Exercise goal:
Please copy every line below that contains the string "Authentication".

+++++

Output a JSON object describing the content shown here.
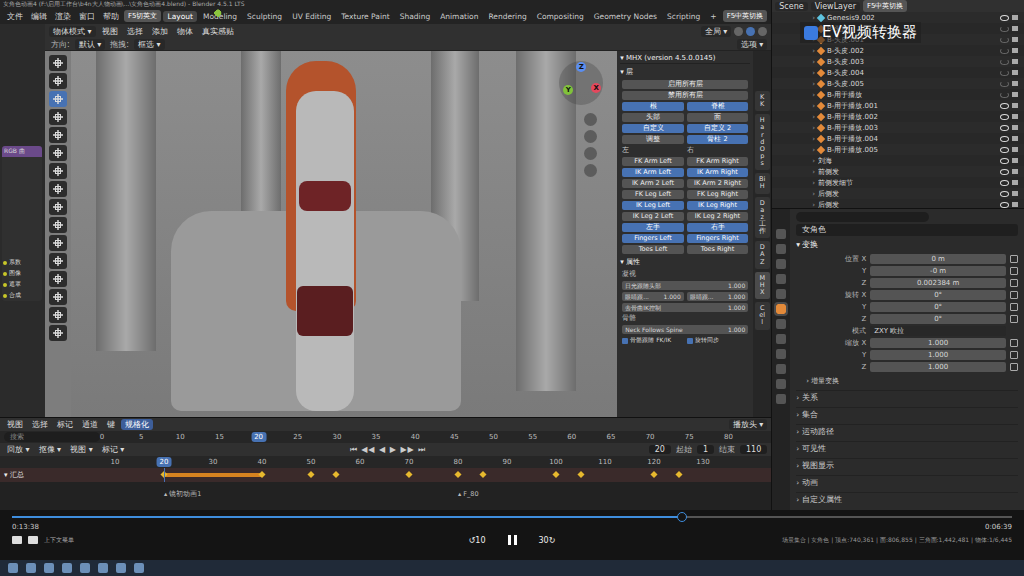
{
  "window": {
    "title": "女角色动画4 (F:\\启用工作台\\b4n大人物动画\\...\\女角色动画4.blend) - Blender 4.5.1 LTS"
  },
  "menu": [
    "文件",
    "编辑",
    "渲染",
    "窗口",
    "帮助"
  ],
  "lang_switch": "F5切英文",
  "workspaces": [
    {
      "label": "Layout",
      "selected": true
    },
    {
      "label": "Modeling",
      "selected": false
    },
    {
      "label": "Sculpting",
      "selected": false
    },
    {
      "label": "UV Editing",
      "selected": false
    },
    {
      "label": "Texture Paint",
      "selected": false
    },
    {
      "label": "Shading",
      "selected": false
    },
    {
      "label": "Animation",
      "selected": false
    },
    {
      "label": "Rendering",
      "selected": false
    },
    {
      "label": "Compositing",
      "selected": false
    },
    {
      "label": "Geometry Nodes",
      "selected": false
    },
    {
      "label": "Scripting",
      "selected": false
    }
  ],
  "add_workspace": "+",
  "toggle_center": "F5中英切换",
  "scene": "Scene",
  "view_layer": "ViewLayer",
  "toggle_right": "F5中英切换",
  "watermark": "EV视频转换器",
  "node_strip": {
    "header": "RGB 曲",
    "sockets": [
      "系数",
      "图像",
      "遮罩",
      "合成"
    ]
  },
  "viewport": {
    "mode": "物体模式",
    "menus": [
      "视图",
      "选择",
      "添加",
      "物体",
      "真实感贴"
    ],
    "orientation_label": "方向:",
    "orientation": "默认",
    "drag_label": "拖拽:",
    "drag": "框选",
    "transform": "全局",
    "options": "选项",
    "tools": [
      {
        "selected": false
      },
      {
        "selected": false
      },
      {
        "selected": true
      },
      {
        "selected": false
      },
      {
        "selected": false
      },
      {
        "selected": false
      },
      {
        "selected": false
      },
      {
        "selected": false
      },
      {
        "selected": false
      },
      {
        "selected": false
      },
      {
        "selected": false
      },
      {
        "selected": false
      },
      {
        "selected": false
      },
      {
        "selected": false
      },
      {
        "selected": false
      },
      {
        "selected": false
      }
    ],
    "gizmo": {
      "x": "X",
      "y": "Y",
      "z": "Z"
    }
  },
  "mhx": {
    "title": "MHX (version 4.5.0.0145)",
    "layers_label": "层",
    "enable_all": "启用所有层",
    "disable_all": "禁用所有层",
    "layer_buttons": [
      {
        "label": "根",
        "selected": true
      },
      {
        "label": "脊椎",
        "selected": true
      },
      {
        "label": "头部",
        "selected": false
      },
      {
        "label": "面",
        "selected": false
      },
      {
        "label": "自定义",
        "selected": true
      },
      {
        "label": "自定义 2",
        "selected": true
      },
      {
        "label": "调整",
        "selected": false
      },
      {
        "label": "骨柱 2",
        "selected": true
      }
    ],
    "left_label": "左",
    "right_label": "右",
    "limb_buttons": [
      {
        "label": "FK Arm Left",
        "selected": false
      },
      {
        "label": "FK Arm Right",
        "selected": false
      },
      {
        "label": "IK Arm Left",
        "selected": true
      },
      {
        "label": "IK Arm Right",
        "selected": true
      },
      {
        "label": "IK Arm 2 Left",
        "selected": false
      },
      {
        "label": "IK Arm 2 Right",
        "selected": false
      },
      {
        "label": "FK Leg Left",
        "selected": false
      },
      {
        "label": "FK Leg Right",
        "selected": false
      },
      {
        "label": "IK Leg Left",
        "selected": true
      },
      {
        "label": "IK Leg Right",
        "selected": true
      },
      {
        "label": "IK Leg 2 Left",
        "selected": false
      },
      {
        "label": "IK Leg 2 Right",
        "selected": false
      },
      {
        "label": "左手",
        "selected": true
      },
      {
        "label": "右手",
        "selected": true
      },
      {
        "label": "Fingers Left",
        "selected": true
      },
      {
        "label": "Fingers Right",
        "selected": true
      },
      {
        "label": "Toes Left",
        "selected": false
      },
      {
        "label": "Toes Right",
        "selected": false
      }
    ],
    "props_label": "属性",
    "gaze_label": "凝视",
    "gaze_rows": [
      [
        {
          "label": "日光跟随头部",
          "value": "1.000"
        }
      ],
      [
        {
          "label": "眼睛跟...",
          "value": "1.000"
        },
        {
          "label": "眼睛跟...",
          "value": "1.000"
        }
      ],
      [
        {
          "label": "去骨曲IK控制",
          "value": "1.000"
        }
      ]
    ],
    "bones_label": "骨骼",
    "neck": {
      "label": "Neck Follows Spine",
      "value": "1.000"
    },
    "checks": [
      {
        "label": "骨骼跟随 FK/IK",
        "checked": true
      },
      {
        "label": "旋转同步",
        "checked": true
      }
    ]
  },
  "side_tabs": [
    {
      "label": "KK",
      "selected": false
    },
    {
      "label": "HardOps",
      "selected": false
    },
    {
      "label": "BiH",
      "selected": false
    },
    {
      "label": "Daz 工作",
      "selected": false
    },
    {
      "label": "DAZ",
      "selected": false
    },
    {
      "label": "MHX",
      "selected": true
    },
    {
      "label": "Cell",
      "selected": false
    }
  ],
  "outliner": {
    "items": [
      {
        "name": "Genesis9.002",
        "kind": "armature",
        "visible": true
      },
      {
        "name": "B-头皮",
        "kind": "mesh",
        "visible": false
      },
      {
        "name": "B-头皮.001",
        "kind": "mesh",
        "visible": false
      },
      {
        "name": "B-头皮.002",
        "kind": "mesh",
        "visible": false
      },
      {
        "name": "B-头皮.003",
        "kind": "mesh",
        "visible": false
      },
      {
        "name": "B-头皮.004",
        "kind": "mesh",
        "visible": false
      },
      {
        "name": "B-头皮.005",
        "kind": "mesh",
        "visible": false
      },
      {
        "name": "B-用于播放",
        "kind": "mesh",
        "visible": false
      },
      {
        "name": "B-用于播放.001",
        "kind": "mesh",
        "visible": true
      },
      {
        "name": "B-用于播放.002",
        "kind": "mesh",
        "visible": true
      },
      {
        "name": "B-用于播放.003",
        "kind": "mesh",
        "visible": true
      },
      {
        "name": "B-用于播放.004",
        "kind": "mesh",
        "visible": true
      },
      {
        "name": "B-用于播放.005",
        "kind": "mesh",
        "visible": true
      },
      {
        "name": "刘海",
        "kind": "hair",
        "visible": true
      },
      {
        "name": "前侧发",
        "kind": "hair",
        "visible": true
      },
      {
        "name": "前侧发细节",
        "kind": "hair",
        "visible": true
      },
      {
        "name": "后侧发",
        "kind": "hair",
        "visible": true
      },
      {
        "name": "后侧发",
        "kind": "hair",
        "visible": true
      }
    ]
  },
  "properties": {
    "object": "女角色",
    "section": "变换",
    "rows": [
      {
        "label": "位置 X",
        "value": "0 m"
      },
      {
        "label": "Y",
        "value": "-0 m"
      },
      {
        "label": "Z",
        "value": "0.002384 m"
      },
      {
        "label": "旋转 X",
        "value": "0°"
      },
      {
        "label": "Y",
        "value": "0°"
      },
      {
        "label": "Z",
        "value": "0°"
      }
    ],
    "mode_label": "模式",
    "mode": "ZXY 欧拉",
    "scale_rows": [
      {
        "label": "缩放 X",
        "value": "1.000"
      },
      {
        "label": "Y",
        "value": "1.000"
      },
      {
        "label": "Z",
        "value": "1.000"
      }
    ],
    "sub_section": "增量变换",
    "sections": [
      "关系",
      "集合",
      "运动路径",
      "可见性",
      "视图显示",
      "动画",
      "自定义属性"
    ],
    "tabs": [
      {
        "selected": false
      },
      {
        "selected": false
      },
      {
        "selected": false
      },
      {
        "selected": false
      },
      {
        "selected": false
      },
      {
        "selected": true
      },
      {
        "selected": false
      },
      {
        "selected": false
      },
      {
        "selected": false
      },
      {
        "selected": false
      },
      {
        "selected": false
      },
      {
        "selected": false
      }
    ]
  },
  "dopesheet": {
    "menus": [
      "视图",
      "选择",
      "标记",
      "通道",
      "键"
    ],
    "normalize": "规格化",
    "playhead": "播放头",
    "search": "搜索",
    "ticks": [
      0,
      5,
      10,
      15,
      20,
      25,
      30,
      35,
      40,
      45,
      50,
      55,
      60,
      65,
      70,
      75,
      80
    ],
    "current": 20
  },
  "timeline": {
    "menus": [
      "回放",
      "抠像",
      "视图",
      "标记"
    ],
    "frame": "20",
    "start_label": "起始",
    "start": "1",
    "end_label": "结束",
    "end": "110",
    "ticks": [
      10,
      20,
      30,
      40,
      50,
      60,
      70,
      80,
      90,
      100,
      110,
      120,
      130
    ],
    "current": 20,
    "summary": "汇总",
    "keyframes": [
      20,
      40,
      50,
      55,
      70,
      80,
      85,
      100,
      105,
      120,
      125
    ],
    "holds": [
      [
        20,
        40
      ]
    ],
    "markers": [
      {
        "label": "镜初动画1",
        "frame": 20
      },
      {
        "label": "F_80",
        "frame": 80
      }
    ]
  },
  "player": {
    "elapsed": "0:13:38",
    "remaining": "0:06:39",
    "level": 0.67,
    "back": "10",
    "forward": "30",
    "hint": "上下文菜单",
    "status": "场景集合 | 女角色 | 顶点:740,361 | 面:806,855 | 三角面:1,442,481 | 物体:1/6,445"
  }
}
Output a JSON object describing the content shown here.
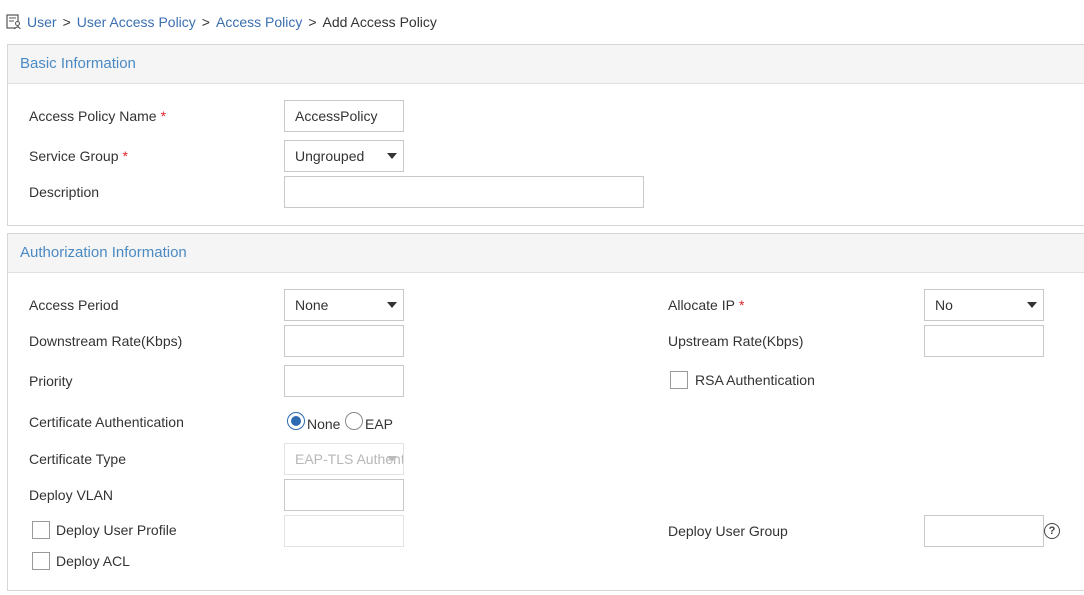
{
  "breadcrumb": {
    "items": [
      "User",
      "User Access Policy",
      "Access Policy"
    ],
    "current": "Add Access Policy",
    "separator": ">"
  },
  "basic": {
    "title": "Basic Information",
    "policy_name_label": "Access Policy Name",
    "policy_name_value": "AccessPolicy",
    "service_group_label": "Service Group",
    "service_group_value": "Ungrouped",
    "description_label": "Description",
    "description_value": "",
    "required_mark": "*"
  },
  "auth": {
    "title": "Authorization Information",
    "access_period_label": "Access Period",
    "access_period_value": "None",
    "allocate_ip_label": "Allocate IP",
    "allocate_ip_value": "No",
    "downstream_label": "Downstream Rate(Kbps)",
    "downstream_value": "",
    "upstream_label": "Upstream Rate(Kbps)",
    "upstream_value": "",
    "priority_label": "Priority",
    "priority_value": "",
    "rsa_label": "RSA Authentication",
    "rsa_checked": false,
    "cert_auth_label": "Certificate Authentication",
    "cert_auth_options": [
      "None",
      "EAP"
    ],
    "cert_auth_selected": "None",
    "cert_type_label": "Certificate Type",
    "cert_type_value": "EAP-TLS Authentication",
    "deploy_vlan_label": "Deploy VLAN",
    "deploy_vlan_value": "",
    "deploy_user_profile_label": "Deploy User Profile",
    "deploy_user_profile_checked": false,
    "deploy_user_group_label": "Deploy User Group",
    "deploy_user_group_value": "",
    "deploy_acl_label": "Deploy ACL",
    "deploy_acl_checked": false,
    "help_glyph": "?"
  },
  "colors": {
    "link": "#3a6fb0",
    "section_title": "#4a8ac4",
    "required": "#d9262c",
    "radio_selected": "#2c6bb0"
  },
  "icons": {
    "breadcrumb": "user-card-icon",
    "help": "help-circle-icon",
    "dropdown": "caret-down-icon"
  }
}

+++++

Response to the exercise:
    "rsa_label": "RSA Authentication",
    "cert_auth_label": "Certificate Authentication",
    "cert_type_value": "EAP-TLS Authentication",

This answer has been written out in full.